But as the air temperature will be cooler we will likely want to introduce a secondary source of heating.
We obviously don’t want a conventional portable heater such as an oil filled radiator or fan heater. Conventional portable heaters like these all rely on convection and air movement. They also tend to be noisy, unreliable, expensive to run, and clutter up the room!
The answer is a radiant heater. But I don’t mean a single ‘point source’ heater that needs to be positioned carefully so that is neither too close nor too far away.
What I mean is a radiant ‘area heater’. A radiant ‘area heater’ gently acts over a wide area giving a comfortable space for us to spend our time in.
Area heating works by warming a surface to become a ‘radiator’ in the true sense of the word. This ‘surface radiator’ will warm our clothes and other cooler surfaces in the area without warming the air. (In time the air temperature will rise but only because the air has been in contact with these warmer surfaces.)
The surface radiator will also reduce the rate of heat loss from our skin. Tests have shown that using the floor as a surface radiator at a temperature of around 27ºC is most comfortable leaving us feeling neither too hot nor too cold. This, of course, is the principle of underfloor heating.
A breakthrough in design means there is now a plug-in heater that slips under a rug and so is completely out of sight. It can be placed on any floor surface – carpet, laminate, wood, or tiles.
It warms the rug so the rug becomes a radiant surface turning it into an ‘area heater’. The whole area of the rug is gently warming everything on and around it.
The warmth is at floor level, just where you need it, leaving the air undisturbed. So no draughts, no condensation problems.
This under-rug area heater is called RugBuddy and is available exclusively from BeWarmer Limited.
RugBuddy customers report being able to turn down their central heating by up to 3degC saving them £225 per year according to the Energy Saving Trust. A RugBuddy uses much less electricity than other portable heaters and only costs a few pence per hour to run.

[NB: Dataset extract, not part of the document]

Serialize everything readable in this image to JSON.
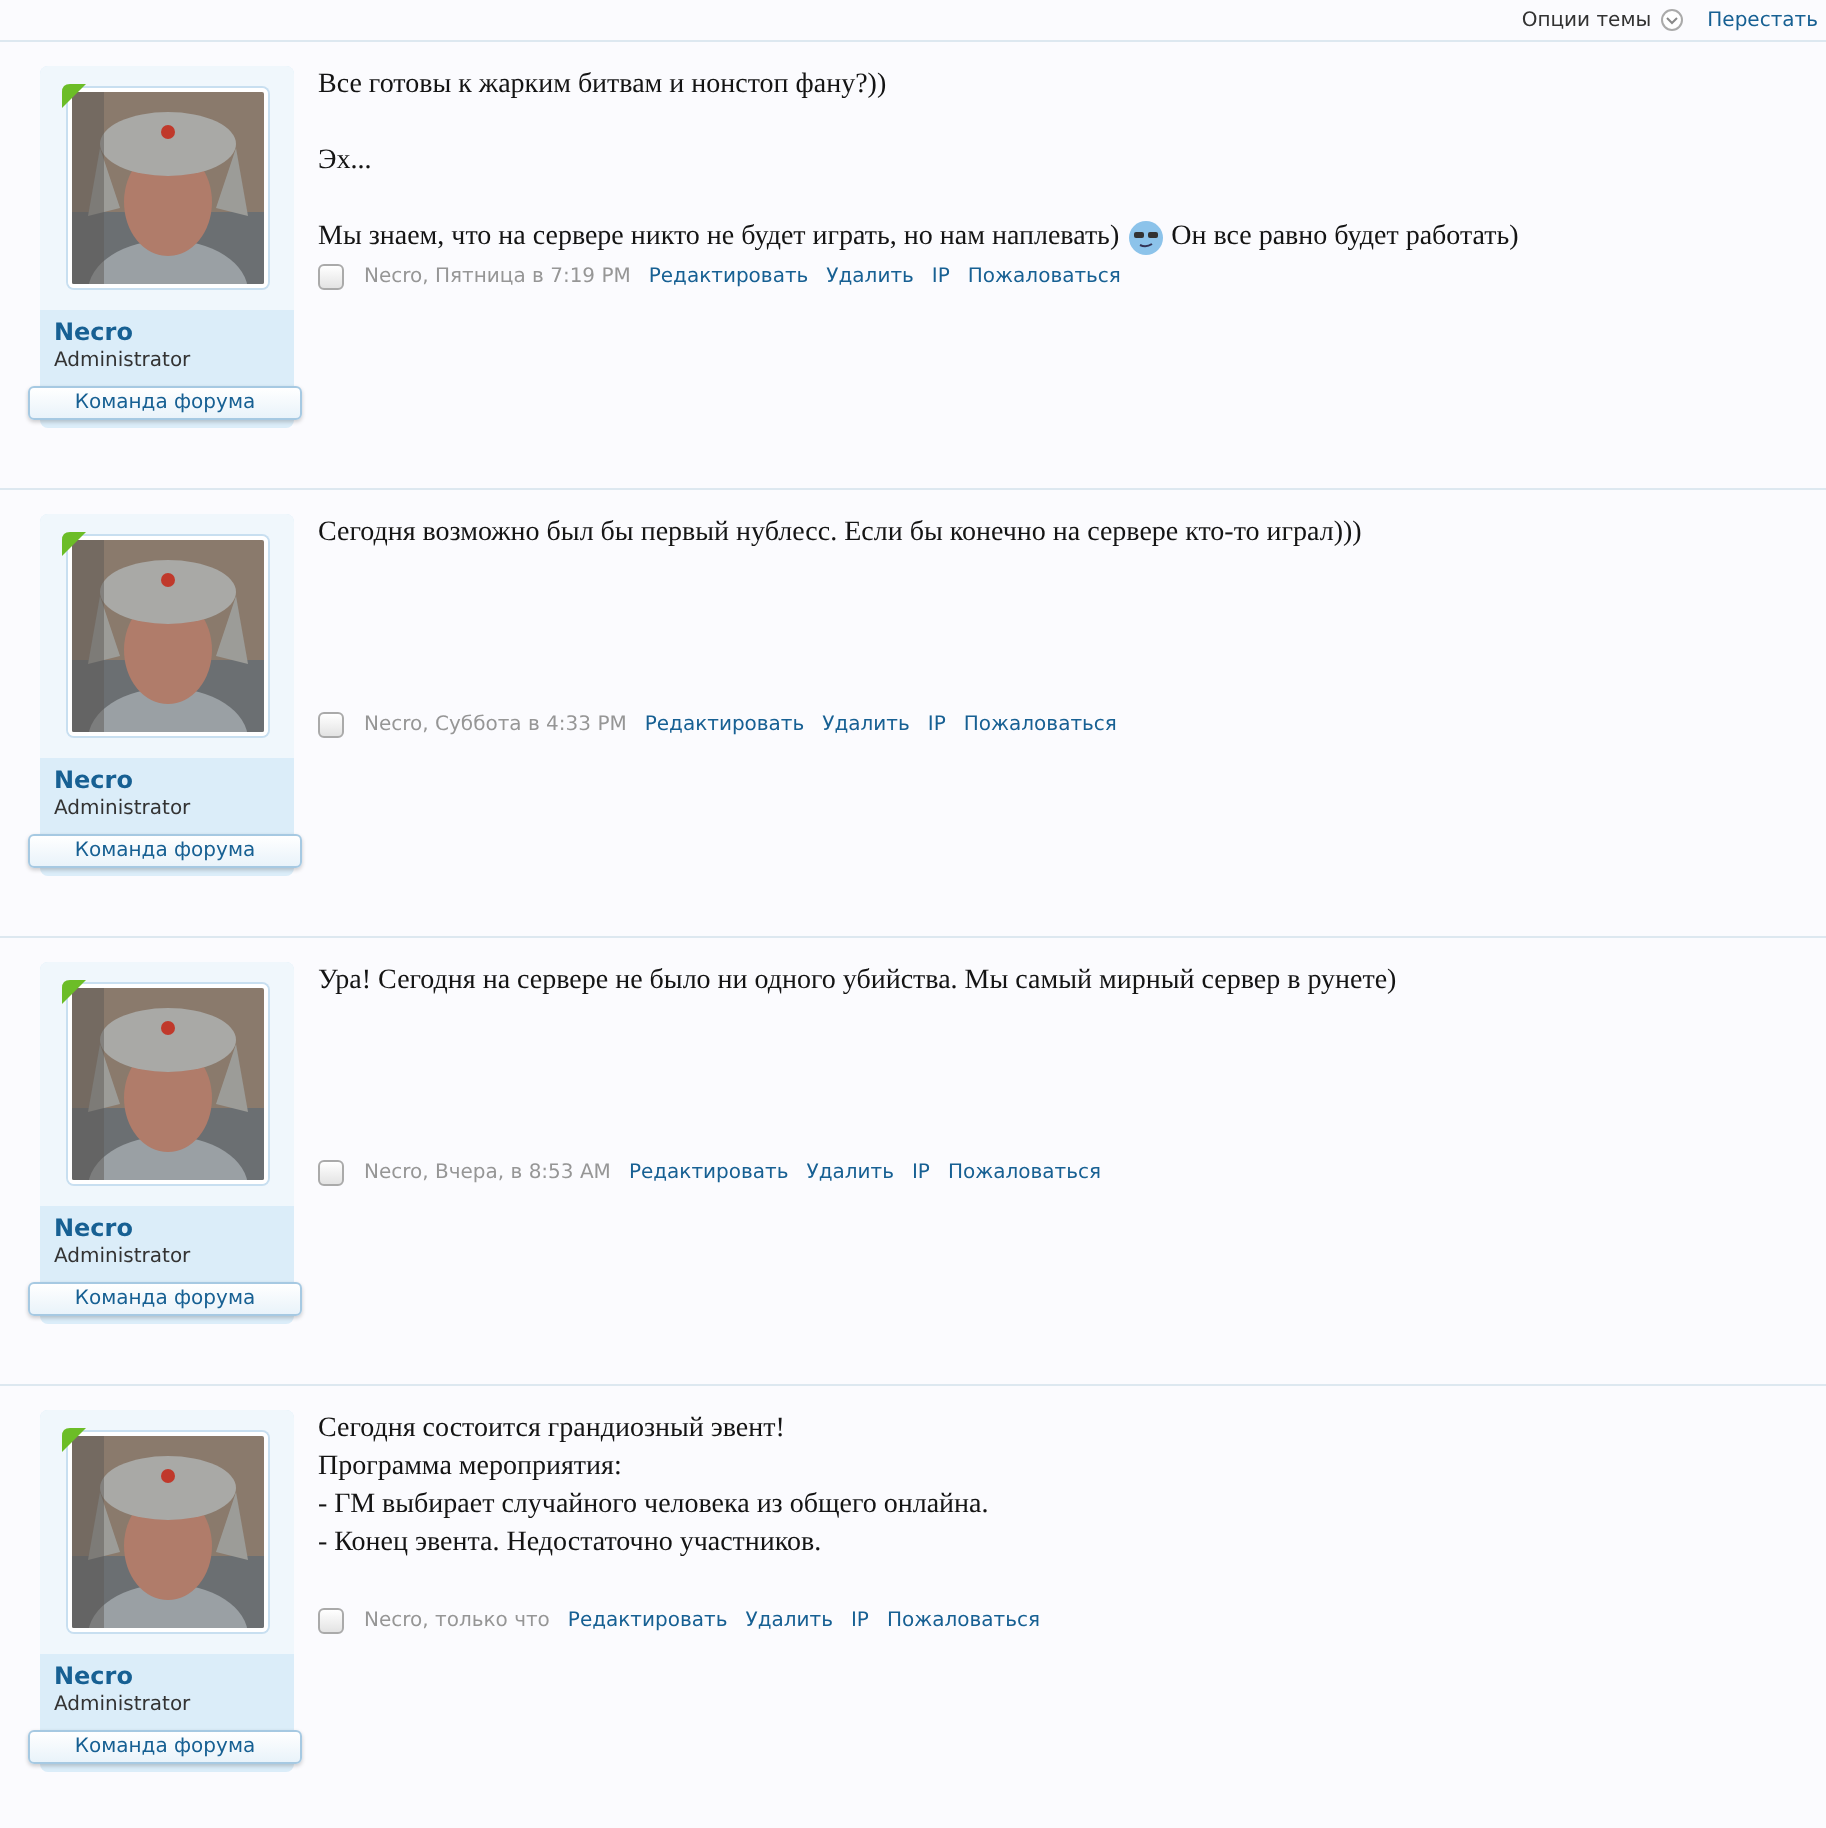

You can read more by visiting http://www.rugbuddy.co.uk.
Guest post by William from Rug Buddy